__ASSIGNMENT__
Report each line of the data that contains the string "title".

....................

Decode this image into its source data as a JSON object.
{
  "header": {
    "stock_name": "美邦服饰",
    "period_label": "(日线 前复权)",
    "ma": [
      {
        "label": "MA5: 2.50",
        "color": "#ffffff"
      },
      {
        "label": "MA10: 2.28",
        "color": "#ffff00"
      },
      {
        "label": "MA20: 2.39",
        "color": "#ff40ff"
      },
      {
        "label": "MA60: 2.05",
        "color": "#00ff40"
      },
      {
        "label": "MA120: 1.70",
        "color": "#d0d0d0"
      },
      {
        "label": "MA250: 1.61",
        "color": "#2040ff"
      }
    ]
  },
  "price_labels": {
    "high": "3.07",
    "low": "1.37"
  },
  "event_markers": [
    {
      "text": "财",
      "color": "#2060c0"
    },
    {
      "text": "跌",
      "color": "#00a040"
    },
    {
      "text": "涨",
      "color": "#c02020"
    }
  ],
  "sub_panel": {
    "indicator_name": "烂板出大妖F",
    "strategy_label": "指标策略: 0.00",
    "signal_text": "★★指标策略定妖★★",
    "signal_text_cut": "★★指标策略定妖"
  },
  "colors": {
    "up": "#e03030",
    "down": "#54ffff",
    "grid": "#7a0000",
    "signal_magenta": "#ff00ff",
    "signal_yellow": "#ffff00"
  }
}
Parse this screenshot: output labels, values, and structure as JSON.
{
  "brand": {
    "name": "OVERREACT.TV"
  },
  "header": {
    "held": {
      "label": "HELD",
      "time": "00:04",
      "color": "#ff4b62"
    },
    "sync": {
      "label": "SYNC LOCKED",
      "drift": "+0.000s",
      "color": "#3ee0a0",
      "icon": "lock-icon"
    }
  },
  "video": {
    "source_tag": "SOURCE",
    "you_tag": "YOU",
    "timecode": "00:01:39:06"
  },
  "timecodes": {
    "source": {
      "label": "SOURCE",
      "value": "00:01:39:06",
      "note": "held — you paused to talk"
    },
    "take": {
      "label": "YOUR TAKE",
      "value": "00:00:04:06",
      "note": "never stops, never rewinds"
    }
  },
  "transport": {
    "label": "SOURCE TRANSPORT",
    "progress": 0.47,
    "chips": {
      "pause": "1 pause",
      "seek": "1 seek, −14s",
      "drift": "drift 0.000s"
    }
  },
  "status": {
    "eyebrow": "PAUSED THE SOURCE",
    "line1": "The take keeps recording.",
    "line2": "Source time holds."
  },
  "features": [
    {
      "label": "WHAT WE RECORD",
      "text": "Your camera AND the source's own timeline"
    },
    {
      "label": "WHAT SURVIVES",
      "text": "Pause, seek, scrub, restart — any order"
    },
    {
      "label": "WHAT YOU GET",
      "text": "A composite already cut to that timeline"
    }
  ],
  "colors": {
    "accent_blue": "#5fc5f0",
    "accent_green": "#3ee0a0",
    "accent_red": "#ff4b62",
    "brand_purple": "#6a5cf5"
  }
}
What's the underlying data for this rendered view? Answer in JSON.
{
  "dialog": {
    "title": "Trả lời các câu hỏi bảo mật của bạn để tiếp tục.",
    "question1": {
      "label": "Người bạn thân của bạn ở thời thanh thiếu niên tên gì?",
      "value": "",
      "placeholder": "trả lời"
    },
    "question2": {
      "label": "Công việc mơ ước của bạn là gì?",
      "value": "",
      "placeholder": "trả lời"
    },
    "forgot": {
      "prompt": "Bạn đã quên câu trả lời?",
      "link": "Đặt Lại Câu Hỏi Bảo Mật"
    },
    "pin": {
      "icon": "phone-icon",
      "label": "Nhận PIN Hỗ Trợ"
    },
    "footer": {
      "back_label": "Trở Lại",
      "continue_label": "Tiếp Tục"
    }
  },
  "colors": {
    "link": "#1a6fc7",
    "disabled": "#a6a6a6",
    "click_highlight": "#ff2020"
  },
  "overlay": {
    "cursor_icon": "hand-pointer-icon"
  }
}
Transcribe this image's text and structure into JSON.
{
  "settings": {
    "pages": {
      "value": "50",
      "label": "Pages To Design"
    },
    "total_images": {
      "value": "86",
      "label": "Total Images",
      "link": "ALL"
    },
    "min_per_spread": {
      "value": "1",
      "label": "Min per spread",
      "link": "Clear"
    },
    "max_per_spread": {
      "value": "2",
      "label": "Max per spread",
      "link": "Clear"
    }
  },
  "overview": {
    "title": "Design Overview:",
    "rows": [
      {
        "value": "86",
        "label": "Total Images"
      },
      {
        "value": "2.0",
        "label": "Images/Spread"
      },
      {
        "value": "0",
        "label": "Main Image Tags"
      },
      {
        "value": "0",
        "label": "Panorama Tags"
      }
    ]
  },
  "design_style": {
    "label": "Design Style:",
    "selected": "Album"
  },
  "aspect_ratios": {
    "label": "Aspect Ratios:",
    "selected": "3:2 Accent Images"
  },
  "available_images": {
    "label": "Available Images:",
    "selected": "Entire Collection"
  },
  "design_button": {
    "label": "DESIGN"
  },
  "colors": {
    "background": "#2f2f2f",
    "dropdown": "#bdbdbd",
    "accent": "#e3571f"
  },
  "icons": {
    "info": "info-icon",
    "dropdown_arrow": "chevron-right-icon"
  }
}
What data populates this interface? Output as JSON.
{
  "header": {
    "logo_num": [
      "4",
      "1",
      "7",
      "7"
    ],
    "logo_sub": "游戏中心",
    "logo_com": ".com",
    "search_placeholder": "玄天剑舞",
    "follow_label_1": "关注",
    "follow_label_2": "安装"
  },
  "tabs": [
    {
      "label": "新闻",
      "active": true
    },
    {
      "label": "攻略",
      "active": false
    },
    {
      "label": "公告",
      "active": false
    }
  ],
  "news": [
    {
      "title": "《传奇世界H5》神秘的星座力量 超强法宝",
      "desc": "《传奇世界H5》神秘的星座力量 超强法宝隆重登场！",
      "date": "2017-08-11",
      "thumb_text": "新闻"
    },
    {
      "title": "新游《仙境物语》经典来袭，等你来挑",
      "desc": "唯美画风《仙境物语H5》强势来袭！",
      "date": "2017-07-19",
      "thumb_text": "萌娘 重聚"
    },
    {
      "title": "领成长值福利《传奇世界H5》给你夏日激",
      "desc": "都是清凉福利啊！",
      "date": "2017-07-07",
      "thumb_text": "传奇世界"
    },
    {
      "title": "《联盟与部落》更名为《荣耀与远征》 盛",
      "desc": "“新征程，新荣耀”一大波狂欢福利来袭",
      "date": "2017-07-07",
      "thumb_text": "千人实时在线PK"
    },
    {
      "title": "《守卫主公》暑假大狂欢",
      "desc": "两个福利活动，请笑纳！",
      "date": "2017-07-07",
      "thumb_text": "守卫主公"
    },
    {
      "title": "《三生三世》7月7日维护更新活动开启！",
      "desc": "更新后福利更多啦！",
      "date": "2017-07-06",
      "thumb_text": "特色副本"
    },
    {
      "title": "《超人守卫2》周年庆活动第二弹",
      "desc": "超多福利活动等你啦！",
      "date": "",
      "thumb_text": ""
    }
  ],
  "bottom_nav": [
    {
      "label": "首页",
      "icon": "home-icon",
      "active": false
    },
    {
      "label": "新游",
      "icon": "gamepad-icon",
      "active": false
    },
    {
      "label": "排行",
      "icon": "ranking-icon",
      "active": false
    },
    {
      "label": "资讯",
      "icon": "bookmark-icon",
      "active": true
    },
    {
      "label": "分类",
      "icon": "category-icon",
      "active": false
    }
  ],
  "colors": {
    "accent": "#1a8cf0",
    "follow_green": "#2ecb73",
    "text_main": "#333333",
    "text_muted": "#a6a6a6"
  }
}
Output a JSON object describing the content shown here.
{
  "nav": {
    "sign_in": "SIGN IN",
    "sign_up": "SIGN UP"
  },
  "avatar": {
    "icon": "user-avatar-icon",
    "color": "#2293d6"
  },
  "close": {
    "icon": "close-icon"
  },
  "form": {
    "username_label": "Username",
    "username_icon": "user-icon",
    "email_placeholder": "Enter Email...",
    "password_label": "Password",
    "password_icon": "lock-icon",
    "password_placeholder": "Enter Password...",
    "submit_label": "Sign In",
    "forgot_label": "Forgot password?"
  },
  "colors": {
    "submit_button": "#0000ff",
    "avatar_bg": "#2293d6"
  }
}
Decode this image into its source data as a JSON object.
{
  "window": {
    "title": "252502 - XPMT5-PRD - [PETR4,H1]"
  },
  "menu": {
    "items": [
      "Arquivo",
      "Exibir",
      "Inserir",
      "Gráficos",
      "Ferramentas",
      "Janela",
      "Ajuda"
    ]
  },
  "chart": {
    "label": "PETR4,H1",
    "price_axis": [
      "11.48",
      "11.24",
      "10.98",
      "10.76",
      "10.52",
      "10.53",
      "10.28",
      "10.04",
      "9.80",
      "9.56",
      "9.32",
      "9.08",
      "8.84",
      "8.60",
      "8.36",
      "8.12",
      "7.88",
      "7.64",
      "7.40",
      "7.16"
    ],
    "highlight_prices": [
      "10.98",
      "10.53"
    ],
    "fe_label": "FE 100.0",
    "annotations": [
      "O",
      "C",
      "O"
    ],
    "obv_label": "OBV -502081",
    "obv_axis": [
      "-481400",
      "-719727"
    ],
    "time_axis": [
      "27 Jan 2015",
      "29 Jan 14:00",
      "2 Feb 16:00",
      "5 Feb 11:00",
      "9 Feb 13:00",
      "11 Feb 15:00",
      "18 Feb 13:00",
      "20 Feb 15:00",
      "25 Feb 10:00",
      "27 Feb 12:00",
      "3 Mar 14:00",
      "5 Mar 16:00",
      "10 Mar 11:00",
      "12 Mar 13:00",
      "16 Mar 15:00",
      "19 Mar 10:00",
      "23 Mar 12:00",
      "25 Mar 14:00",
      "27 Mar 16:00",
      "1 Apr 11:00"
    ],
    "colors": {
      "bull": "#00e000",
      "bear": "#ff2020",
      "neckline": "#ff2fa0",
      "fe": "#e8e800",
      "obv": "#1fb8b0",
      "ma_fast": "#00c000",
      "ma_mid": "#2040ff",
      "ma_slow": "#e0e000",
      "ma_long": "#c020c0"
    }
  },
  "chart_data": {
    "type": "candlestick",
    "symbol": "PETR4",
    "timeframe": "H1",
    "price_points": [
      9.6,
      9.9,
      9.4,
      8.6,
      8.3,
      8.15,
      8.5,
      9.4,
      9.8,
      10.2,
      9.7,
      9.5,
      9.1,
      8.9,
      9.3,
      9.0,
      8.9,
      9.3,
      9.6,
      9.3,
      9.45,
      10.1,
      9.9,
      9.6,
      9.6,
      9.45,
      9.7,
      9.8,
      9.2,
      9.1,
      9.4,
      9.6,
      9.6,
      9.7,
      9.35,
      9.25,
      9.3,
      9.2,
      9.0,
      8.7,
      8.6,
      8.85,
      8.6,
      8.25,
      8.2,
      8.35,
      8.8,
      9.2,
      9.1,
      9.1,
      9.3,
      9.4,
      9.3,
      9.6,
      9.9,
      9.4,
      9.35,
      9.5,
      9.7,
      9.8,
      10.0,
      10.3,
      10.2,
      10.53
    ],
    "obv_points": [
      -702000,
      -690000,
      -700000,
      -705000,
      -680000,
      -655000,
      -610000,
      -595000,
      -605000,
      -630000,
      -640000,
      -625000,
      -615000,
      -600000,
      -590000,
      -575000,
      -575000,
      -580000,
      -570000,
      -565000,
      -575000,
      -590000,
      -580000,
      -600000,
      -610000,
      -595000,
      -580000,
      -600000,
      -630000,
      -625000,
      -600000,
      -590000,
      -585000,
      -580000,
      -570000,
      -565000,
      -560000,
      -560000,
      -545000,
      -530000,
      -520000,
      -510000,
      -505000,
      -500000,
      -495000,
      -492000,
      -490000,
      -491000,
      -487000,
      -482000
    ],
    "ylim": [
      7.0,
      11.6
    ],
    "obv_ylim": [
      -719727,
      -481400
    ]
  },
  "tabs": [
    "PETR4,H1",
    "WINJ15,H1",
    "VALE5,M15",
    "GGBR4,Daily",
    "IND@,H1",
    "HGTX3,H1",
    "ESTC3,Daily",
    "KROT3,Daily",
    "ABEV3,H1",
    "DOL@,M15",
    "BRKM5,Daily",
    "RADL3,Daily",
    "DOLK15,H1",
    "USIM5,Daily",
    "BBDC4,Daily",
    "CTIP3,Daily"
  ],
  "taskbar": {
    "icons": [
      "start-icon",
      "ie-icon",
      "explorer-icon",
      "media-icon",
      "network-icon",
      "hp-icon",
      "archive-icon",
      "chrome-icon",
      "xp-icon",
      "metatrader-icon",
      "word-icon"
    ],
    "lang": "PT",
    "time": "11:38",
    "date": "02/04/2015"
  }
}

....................

__WRITTEN SOLUTION__
    "title": "Trả lời các câu hỏi bảo mật của bạn để tiếp tục.",
    "title": "Design Overview:",
      "title": "《传奇世界H5》神秘的星座力量 超强法宝",
      "title": "新游《仙境物语》经典来袭，等你来挑",
      "title": "领成长值福利《传奇世界H5》给你夏日激",
      "title": "《联盟与部落》更名为《荣耀与远征》 盛",
      "title": "《守卫主公》暑假大狂欢",
      "title": "《三生三世》7月7日维护更新活动开启！",
      "title": "《超人守卫2》周年庆活动第二弹",
    "title": "252502 - XPMT5-PRD - [PETR4,H1]"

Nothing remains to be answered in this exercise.